START MATERIAL FOR THIS TASK

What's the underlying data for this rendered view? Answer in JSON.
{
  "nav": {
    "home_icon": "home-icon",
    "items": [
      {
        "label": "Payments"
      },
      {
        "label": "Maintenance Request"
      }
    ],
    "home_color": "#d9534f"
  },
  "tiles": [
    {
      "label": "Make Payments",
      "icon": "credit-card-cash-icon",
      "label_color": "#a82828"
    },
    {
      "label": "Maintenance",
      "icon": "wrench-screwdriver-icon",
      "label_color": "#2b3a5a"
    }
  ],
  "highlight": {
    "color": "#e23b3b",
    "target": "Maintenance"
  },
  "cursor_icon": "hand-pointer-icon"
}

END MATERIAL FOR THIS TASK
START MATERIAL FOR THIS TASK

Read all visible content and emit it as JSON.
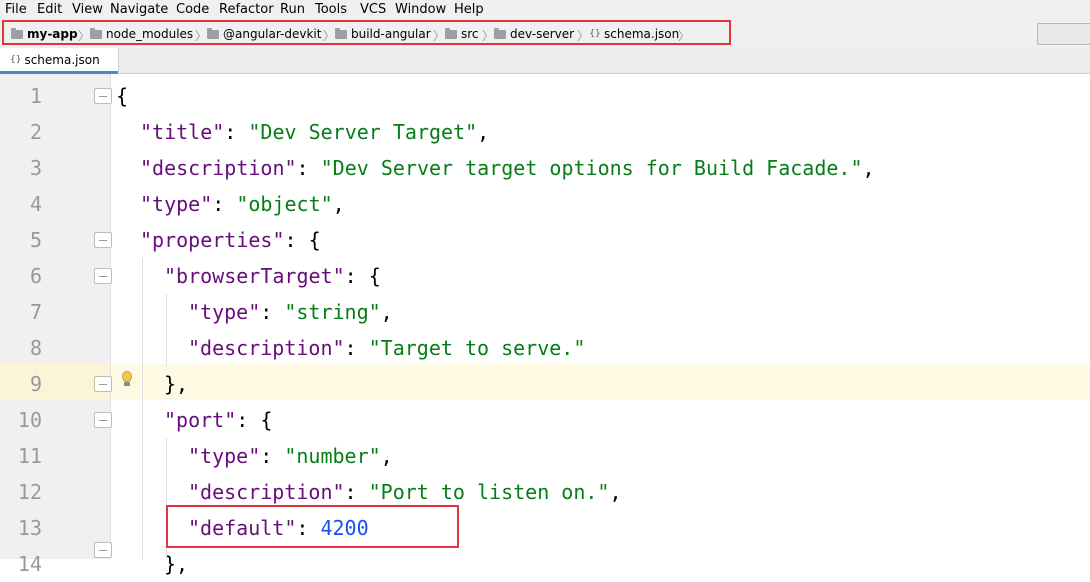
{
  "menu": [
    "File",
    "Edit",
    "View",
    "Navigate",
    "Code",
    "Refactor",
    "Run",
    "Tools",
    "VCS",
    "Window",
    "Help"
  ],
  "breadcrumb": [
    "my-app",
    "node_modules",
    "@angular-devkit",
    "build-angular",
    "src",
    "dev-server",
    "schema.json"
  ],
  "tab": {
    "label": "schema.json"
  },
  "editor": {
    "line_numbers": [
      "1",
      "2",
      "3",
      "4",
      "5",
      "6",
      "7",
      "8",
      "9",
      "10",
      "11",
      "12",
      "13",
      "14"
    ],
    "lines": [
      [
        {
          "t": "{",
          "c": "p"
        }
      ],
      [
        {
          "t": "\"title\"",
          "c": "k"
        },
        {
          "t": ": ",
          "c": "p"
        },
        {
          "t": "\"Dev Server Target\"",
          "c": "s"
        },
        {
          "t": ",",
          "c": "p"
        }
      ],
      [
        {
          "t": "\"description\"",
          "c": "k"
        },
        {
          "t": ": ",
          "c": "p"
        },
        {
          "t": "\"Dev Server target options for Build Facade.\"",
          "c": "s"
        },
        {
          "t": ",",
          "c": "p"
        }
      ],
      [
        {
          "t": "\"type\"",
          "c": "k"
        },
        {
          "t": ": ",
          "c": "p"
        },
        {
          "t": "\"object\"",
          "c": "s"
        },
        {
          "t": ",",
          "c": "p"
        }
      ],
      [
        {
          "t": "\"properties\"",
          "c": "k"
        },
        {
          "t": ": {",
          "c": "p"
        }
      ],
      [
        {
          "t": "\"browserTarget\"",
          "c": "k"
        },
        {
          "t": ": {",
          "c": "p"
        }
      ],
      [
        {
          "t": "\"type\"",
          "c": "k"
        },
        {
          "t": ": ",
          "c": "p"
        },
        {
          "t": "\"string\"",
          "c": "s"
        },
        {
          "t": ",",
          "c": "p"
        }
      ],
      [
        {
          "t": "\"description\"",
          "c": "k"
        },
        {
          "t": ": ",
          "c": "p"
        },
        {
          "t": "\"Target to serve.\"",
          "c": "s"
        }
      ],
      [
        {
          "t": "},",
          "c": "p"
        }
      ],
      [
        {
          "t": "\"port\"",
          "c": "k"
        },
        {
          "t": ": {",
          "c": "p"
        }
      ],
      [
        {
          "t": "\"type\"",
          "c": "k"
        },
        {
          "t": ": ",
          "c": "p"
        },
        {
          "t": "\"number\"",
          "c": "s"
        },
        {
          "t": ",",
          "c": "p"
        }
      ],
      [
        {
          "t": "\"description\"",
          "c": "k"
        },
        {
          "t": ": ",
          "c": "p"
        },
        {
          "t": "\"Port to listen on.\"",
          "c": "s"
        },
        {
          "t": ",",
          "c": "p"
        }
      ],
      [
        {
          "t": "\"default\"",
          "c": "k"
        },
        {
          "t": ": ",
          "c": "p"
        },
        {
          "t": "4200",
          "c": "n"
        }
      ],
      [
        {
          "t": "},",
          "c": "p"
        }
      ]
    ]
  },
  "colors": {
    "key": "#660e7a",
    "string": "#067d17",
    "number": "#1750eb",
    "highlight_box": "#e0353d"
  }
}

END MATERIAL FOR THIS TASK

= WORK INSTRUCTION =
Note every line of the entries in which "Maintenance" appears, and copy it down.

= RESULT BELOW =
        "label": "Maintenance Request"
      "label": "Maintenance",
    "target": "Maintenance"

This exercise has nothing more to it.